Dehydration in Nursing Homes as a Sign of Abuse
While the general school of thought is that everyone should drink eight cups of water a day to stay properly hydrated, a report by the Institute of Medicine in 2008 stated that men should drink 15 cups of water and women should drink 11 cups. With such a large discrepancy, how do you know which guideline to follow? The truth is the amount of required fluid intake varies from person to person and day to day. For our elderly loved ones who live in nursing homes, this means careful supervision to ensure each individual is receiving enough liquid each day.
Unfortunately, it appears that most residents do not get the supervision and liquids they need. According to a report published by the Journal of the American Geriatrics Society in 1999, nearly 100 percent nursing home residents were not taking in enough liquid (1,500 mL or more) on a daily basis. Moreover, this study reported that a main cause of dehydration in residents was inadequate staffing and poor supervision, which are signs of nursing home neglect and abuse.
Signs of Dehydration
The body needs fluids to function normally. Any loss of fluid for a sustained period can lead to some of the following:
- Dry mouth
- Dry skin
- Little to no appetite
- Dark urine
- Cracked lips
- Fatigue or lethargy
If the nursing home staff does not catch these signs and symptoms in time, your loved one could begin to suffer serious medical conditions, including headaches, nausea, vomiting, increased heart rate and respiration, confusion, seizures and unconsciousness. If left untreated, severe dehydration can lead to death.

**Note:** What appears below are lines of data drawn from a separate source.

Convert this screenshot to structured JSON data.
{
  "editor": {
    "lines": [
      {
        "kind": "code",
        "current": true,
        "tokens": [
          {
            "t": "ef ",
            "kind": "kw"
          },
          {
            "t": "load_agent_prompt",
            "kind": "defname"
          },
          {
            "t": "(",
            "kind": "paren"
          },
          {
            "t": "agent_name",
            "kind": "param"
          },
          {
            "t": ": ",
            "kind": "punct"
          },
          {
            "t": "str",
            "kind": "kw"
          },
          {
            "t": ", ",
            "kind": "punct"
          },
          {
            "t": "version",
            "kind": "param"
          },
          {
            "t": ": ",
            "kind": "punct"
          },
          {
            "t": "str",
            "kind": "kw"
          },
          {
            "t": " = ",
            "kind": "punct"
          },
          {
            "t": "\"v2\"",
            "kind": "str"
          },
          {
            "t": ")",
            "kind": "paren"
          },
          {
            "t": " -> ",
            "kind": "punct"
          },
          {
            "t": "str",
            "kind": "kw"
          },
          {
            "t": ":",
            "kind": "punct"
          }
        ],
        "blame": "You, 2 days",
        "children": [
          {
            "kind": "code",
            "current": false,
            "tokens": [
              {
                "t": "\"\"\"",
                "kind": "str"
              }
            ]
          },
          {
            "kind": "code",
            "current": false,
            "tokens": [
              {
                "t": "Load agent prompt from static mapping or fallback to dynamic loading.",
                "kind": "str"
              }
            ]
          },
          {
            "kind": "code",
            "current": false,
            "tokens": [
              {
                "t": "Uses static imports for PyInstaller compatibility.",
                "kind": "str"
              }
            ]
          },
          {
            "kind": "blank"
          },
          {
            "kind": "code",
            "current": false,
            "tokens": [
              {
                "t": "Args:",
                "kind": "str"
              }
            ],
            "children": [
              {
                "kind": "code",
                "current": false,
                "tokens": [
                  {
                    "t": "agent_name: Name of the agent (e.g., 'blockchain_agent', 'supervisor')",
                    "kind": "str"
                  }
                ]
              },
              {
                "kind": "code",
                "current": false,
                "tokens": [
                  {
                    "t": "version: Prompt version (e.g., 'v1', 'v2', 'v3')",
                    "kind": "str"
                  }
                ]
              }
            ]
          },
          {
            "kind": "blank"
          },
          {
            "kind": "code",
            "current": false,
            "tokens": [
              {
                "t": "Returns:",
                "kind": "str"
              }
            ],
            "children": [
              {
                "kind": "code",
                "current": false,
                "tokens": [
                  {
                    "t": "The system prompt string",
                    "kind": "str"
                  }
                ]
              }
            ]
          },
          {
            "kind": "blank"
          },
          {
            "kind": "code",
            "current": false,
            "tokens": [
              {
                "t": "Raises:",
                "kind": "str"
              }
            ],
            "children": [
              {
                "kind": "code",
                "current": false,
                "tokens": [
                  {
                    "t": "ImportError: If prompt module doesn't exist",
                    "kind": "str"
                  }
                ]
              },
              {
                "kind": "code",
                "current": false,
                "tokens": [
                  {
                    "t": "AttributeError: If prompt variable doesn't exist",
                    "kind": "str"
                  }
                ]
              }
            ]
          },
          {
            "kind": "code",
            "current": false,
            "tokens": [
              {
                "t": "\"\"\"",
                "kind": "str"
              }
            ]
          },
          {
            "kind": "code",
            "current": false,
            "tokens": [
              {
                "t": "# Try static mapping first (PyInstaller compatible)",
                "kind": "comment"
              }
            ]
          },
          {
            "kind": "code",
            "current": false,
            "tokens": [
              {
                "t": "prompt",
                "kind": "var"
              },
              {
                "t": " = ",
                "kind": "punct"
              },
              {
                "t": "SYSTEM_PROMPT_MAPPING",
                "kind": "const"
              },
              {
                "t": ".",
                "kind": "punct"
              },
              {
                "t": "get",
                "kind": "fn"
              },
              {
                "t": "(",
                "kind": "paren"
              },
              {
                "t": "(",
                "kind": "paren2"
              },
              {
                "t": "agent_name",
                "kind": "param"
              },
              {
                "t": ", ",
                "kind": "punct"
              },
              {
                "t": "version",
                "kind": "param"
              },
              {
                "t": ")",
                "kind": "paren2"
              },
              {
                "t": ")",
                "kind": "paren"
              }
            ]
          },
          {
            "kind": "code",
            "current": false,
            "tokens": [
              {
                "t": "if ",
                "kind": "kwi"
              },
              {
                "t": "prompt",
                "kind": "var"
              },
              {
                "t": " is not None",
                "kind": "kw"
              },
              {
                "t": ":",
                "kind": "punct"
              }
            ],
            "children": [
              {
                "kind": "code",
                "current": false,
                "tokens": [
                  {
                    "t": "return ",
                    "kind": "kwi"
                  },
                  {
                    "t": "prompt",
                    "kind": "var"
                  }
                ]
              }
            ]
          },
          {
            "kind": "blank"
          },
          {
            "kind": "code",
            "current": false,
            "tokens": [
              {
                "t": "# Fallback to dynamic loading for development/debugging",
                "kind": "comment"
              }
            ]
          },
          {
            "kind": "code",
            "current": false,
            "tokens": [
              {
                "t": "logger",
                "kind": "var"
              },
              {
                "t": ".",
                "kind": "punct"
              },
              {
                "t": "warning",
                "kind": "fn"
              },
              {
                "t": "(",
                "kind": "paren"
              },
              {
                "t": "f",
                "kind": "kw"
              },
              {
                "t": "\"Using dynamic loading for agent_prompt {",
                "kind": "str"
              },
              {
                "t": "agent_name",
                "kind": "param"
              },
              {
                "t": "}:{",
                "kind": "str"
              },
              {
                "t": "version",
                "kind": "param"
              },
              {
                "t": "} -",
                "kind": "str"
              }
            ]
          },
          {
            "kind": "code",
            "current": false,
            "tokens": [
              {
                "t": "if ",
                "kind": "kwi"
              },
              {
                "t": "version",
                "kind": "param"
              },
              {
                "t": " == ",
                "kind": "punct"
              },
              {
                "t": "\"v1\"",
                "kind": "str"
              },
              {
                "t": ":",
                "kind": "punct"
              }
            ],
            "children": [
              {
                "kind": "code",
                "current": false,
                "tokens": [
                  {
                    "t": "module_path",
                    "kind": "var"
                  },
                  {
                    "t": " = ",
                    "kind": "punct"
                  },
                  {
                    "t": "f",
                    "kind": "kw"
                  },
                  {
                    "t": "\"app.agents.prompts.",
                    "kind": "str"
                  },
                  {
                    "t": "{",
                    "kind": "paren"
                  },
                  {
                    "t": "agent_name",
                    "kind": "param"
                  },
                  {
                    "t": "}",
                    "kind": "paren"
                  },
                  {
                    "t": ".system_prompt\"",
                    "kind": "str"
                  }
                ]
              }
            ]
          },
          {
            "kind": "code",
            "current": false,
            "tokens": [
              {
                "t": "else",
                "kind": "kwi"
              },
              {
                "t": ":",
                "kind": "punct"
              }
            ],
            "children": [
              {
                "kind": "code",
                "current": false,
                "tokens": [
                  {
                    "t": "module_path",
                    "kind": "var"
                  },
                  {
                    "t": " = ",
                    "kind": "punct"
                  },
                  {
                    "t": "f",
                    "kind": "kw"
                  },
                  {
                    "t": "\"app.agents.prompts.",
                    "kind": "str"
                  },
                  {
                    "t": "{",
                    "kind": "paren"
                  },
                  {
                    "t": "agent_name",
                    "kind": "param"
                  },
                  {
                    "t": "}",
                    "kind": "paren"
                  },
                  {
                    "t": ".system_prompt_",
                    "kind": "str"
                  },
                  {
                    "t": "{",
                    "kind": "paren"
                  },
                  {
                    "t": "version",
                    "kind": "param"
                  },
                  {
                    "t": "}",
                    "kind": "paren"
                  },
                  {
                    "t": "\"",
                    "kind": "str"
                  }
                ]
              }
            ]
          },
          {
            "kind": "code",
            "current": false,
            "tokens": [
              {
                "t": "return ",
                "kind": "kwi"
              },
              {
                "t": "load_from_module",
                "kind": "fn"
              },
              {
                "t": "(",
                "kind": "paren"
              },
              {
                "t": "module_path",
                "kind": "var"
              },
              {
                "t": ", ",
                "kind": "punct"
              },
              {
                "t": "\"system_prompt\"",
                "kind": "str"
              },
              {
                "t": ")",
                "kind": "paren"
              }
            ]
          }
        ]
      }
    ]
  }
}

- What causes dehydration in nursing home residents?
- What are the effects of dehydration on a nursing home resident?
- What should the nursing home be doing to prevent dehydration?
- Dehydration, what assessments should be made by a nursing home to prevent a resident’s risk?
Risk Factors for Dehydration in Senior Citizens
There are general factors that can make your loved one more prone to dehydration, including whether she or he:
- Is bedridden (Also more likely to suffer from bed sores)
- Is unable to feed herself/himself
- Suffers from chronic health conditions
- Is acutely ill
- Has moderate to severe dysphagia
- Suffers from a urinary tract infection
- Is incontinent
- Takes diuretic medication
- Does not speak English
If your loved one falls into one or more of these categories, do everything you can to help your loved one avoid dehydration. Encourage fluid intake during visits. Request that the staff provide preferred beverages between meals to increase the likelihood of intake. Also request that all fluids are recorded in your loved one’s chart. Review the chart whenever you visit.
Finally, always ask your loved one if she or he has access to liquids in between mealtimes. What your loved one tells you can ultimately mean the difference between catching dehydration before it starts and severe illness or death.
Contact Our Nursing Home Abuse and Neglect Law Firm
Dehydration can absolutely be a sign of nursing home neglect. At The Rooth Law Firm, we provide free consultations to all individuals who believe their loved ones may be suffering at the hands of inadequate or improperly trained nursing home staff. To learn more about our services and to receive your free initial consultation, contact our personal injury law firm today.